It concerns me that this debate has been framed by these people. The very fact that it is called the anti-smacking bill shows that this issue has been captured by the opponents of reform. Why not call it the spanking debate? I'll tell you why; because the word spanking has connotations of eroticism, of ritualistic beating for sexual pleasure. For the proponents of child-beating, the world of kinky sex is uncomfortably close.
When one reads the guides to disciplining children produced by the churches and pastors who advocate child abuse as a way of life, you see how close their worldview is to those of de Sade and Sacher-Masoch. The ritual is crucially important. The child must be told the nature of her sin; she must be shown the weapon of her punishment; some advocate having the weapon on permanent display in the family living room, as a constant reminder of the dangers of transgression. This weapon will have been chosen carefully, to provide just the right amount of flexibility and to avoid bruising (for if the punishment left scars, they might be discovered by the Others: the schoolteachers, social workers, the authorities, the World). The punishment must be administered without anger; this is a ritual, not a release. When it is complete, parent and child should pray together.
It is not easy for the Christian Right to defend their practices. There was a time when beating your children was quite acceptable; but this was also a time when it was acceptable to beat up homosexuals just for being what they were. It was a time when violence was seen as a solution to many problems. We have moved on, most of us, and the fundies find themselves like the White Rhodesians: left behind, struggling to defend what was normalcy so little time ago but is now unacceptable; struggling, as well, to comprehend what happened.
Faced with the obvious peculiarity of their beliefs and the threat from outside to their way of life, the fundies are looking for secular support. Family First, a coalition of various strains of intolerance, has found it in Robert E. Larzelere, Associate Professor of Psychology at the University of Oklahoma. Professor Larzelere is well known for his defence of corporal punishment. It is not as if he or his university are particularly distinguished; but a little secular, academic, support goes a long way in the world of the fundies. They might claim the sole authority of the Bible in all matters, but the support of a real, live Psychologist from the USofA is worth much more than a host of pleading pastors.
Family First have brought Professor Larzelere to New Zealand; is it just me, or is there a huge cultural cringe reflected in the way these organisations always have to go overseas for their support and in the way that local media gives the visitors such credence? Family First have given him a whirlwind tour of the local media. You might have heard him on Leighton Smith's show (I did not: Leighton's broadcasts for the dead make me want to vomit) or with John Tamihere (likewise). You can see him tonight debating the Children's Commissioner on Campbell Live.
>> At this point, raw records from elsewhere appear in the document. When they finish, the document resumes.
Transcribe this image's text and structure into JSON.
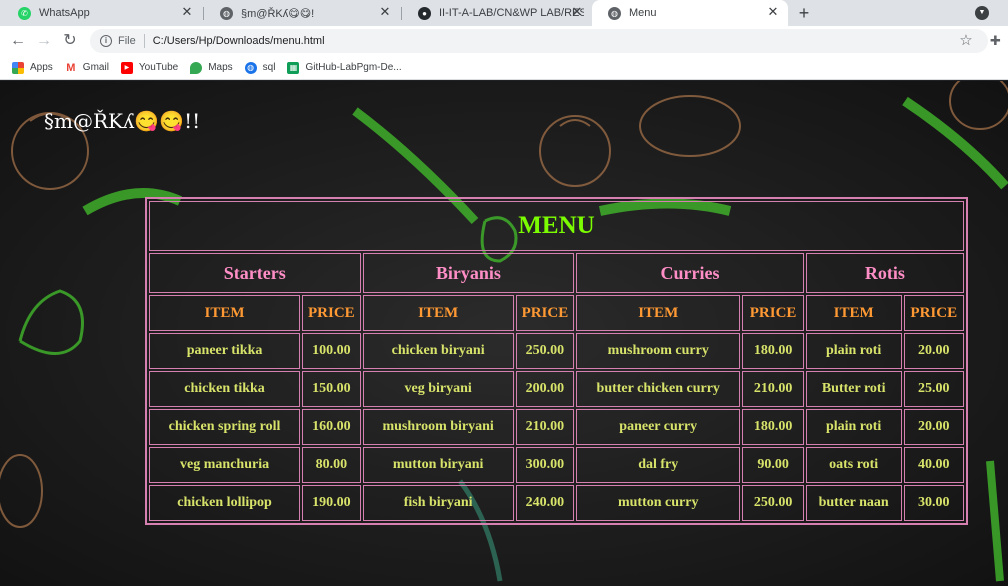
{
  "browser": {
    "tabs": [
      {
        "title": "WhatsApp",
        "icon": "whatsapp-icon"
      },
      {
        "title": "§m@ŘKʎ😋😋!",
        "icon": "globe-icon"
      },
      {
        "title": "II-IT-A-LAB/CN&WP LAB/RESTAU",
        "icon": "github-icon"
      },
      {
        "title": "Menu",
        "icon": "globe-icon"
      }
    ],
    "active_tab": 3,
    "address": {
      "scheme": "File",
      "url": "C:/Users/Hp/Downloads/menu.html"
    },
    "bookmarks": [
      {
        "label": "Apps",
        "icon": "apps-grid-icon"
      },
      {
        "label": "Gmail",
        "icon": "gmail-icon"
      },
      {
        "label": "YouTube",
        "icon": "youtube-icon"
      },
      {
        "label": "Maps",
        "icon": "maps-icon"
      },
      {
        "label": "sql",
        "icon": "globe-icon"
      },
      {
        "label": "GitHub-LabPgm-De...",
        "icon": "sheets-icon"
      }
    ]
  },
  "page": {
    "brand": "§m@ŘKʎ😋😋!!",
    "menu": {
      "caption": "MENU",
      "categories": [
        "Starters",
        "Biryanis",
        "Curries",
        "Rotis"
      ],
      "item_header": "ITEM",
      "price_header": "PRICE",
      "rows": [
        [
          [
            "paneer tikka",
            "100.00"
          ],
          [
            "chicken biryani",
            "250.00"
          ],
          [
            "mushroom curry",
            "180.00"
          ],
          [
            "plain roti",
            "20.00"
          ]
        ],
        [
          [
            "chicken tikka",
            "150.00"
          ],
          [
            "veg biryani",
            "200.00"
          ],
          [
            "butter chicken curry",
            "210.00"
          ],
          [
            "Butter roti",
            "25.00"
          ]
        ],
        [
          [
            "chicken spring roll",
            "160.00"
          ],
          [
            "mushroom biryani",
            "210.00"
          ],
          [
            "paneer curry",
            "180.00"
          ],
          [
            "plain roti",
            "20.00"
          ]
        ],
        [
          [
            "veg manchuria",
            "80.00"
          ],
          [
            "mutton biryani",
            "300.00"
          ],
          [
            "dal fry",
            "90.00"
          ],
          [
            "oats roti",
            "40.00"
          ]
        ],
        [
          [
            "chicken lollipop",
            "190.00"
          ],
          [
            "fish biryani",
            "240.00"
          ],
          [
            "mutton curry",
            "250.00"
          ],
          [
            "butter naan",
            "30.00"
          ]
        ]
      ]
    }
  },
  "colors": {
    "caption": "#7cfc00",
    "category": "#ff8ec6",
    "header": "#ff9933",
    "cell": "#d8e36a",
    "border": "#d67fb1",
    "background": "#1c1c1c"
  }
}
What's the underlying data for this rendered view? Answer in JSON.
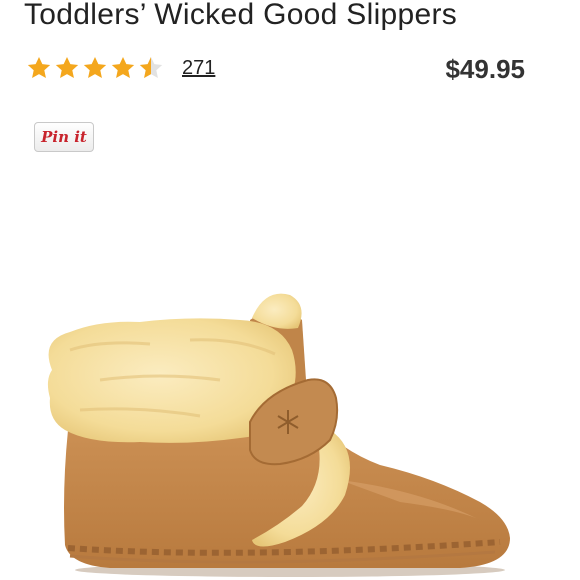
{
  "product": {
    "title": "Toddlers’ Wicked Good Slippers",
    "rating": 4.5,
    "rating_max": 5,
    "review_count": "271",
    "price": "$49.95"
  },
  "share": {
    "pin_label": "Pin it"
  },
  "colors": {
    "star": "#f4a71d",
    "star_empty": "#e2e2e2",
    "pin_red": "#c8232c",
    "suede": "#c58a4e",
    "fur": "#f7e4a8"
  },
  "image": {
    "subject_icon": "slipper-image"
  }
}
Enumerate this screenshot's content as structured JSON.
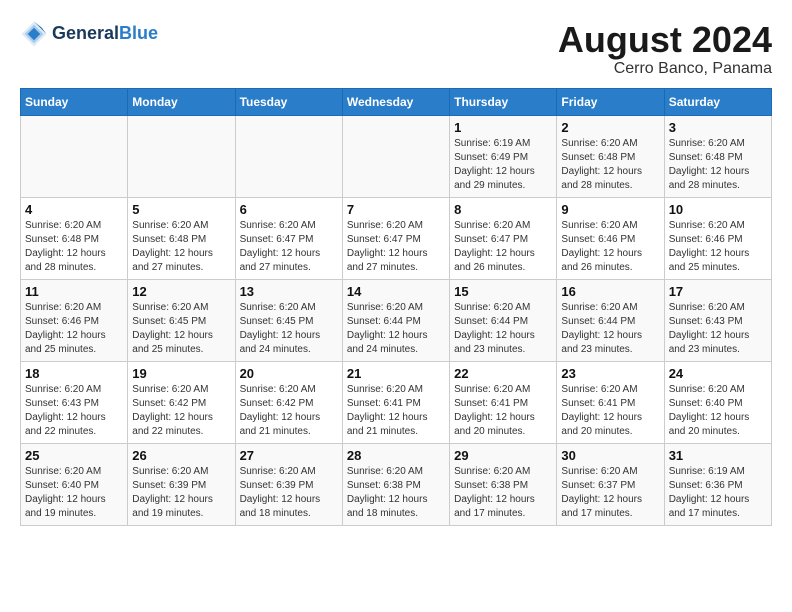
{
  "header": {
    "logo_line1": "General",
    "logo_line2": "Blue",
    "title": "August 2024",
    "subtitle": "Cerro Banco, Panama"
  },
  "days_of_week": [
    "Sunday",
    "Monday",
    "Tuesday",
    "Wednesday",
    "Thursday",
    "Friday",
    "Saturday"
  ],
  "weeks": [
    [
      {
        "day": "",
        "info": ""
      },
      {
        "day": "",
        "info": ""
      },
      {
        "day": "",
        "info": ""
      },
      {
        "day": "",
        "info": ""
      },
      {
        "day": "1",
        "info": "Sunrise: 6:19 AM\nSunset: 6:49 PM\nDaylight: 12 hours\nand 29 minutes."
      },
      {
        "day": "2",
        "info": "Sunrise: 6:20 AM\nSunset: 6:48 PM\nDaylight: 12 hours\nand 28 minutes."
      },
      {
        "day": "3",
        "info": "Sunrise: 6:20 AM\nSunset: 6:48 PM\nDaylight: 12 hours\nand 28 minutes."
      }
    ],
    [
      {
        "day": "4",
        "info": "Sunrise: 6:20 AM\nSunset: 6:48 PM\nDaylight: 12 hours\nand 28 minutes."
      },
      {
        "day": "5",
        "info": "Sunrise: 6:20 AM\nSunset: 6:48 PM\nDaylight: 12 hours\nand 27 minutes."
      },
      {
        "day": "6",
        "info": "Sunrise: 6:20 AM\nSunset: 6:47 PM\nDaylight: 12 hours\nand 27 minutes."
      },
      {
        "day": "7",
        "info": "Sunrise: 6:20 AM\nSunset: 6:47 PM\nDaylight: 12 hours\nand 27 minutes."
      },
      {
        "day": "8",
        "info": "Sunrise: 6:20 AM\nSunset: 6:47 PM\nDaylight: 12 hours\nand 26 minutes."
      },
      {
        "day": "9",
        "info": "Sunrise: 6:20 AM\nSunset: 6:46 PM\nDaylight: 12 hours\nand 26 minutes."
      },
      {
        "day": "10",
        "info": "Sunrise: 6:20 AM\nSunset: 6:46 PM\nDaylight: 12 hours\nand 25 minutes."
      }
    ],
    [
      {
        "day": "11",
        "info": "Sunrise: 6:20 AM\nSunset: 6:46 PM\nDaylight: 12 hours\nand 25 minutes."
      },
      {
        "day": "12",
        "info": "Sunrise: 6:20 AM\nSunset: 6:45 PM\nDaylight: 12 hours\nand 25 minutes."
      },
      {
        "day": "13",
        "info": "Sunrise: 6:20 AM\nSunset: 6:45 PM\nDaylight: 12 hours\nand 24 minutes."
      },
      {
        "day": "14",
        "info": "Sunrise: 6:20 AM\nSunset: 6:44 PM\nDaylight: 12 hours\nand 24 minutes."
      },
      {
        "day": "15",
        "info": "Sunrise: 6:20 AM\nSunset: 6:44 PM\nDaylight: 12 hours\nand 23 minutes."
      },
      {
        "day": "16",
        "info": "Sunrise: 6:20 AM\nSunset: 6:44 PM\nDaylight: 12 hours\nand 23 minutes."
      },
      {
        "day": "17",
        "info": "Sunrise: 6:20 AM\nSunset: 6:43 PM\nDaylight: 12 hours\nand 23 minutes."
      }
    ],
    [
      {
        "day": "18",
        "info": "Sunrise: 6:20 AM\nSunset: 6:43 PM\nDaylight: 12 hours\nand 22 minutes."
      },
      {
        "day": "19",
        "info": "Sunrise: 6:20 AM\nSunset: 6:42 PM\nDaylight: 12 hours\nand 22 minutes."
      },
      {
        "day": "20",
        "info": "Sunrise: 6:20 AM\nSunset: 6:42 PM\nDaylight: 12 hours\nand 21 minutes."
      },
      {
        "day": "21",
        "info": "Sunrise: 6:20 AM\nSunset: 6:41 PM\nDaylight: 12 hours\nand 21 minutes."
      },
      {
        "day": "22",
        "info": "Sunrise: 6:20 AM\nSunset: 6:41 PM\nDaylight: 12 hours\nand 20 minutes."
      },
      {
        "day": "23",
        "info": "Sunrise: 6:20 AM\nSunset: 6:41 PM\nDaylight: 12 hours\nand 20 minutes."
      },
      {
        "day": "24",
        "info": "Sunrise: 6:20 AM\nSunset: 6:40 PM\nDaylight: 12 hours\nand 20 minutes."
      }
    ],
    [
      {
        "day": "25",
        "info": "Sunrise: 6:20 AM\nSunset: 6:40 PM\nDaylight: 12 hours\nand 19 minutes."
      },
      {
        "day": "26",
        "info": "Sunrise: 6:20 AM\nSunset: 6:39 PM\nDaylight: 12 hours\nand 19 minutes."
      },
      {
        "day": "27",
        "info": "Sunrise: 6:20 AM\nSunset: 6:39 PM\nDaylight: 12 hours\nand 18 minutes."
      },
      {
        "day": "28",
        "info": "Sunrise: 6:20 AM\nSunset: 6:38 PM\nDaylight: 12 hours\nand 18 minutes."
      },
      {
        "day": "29",
        "info": "Sunrise: 6:20 AM\nSunset: 6:38 PM\nDaylight: 12 hours\nand 17 minutes."
      },
      {
        "day": "30",
        "info": "Sunrise: 6:20 AM\nSunset: 6:37 PM\nDaylight: 12 hours\nand 17 minutes."
      },
      {
        "day": "31",
        "info": "Sunrise: 6:19 AM\nSunset: 6:36 PM\nDaylight: 12 hours\nand 17 minutes."
      }
    ]
  ]
}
In case you do not have time to catch up with the professor, this is what he advocates for children from 2 to 6 years: 2 open-handed swats to the buttocks, leaving no bruise. It will be interesting to see if he advocates the sort of punishment recommended for children by Craig Smith of Family Integrity in his pamphlet, The Christian Foundations of the Institution of Corporal Correction:
Go to a private place, collect the smacking rod, then fully discuss the crime...child. Their admission of guilt, their agreement that a smack is necessary and the need to master selfdiscipline together make it important that the child voluntarily submits to the discipline of smacking.Notice that this punishment is for children from the age of 18 months. Think about that. Craig Smith does not have the sort of learning that the Professor will doubtless bring to this debate. So why does he do it? He doesn't know:
I freely admit that I do not understand the connection between a physical smack on the bottom and a rebellious spiritual condition of the heart, nor how the first drives out the latter. But the Scripture declares it is so, therefore I am obliged to believe and practice it.I am sure that having a real life American academic to support their cause will hearten Family First. Before they get too excited, let's burst their balloon. Here is a media release from the American Psychological Association. It is fair and balanced, giving space both to Larzelere and to more mainstream opinion. It is worth reading, especially the quotation with which it ends:
Until researchers, clinicians, and parents can definitively demonstrate the presence of positive effects of corporal punishment, including effectiveness in halting future misbehaviour, not just the absence of negative effects, we as psychologists can not responsibly recommend its useEnough. To end, I found this extraordinary footage in the course of my research: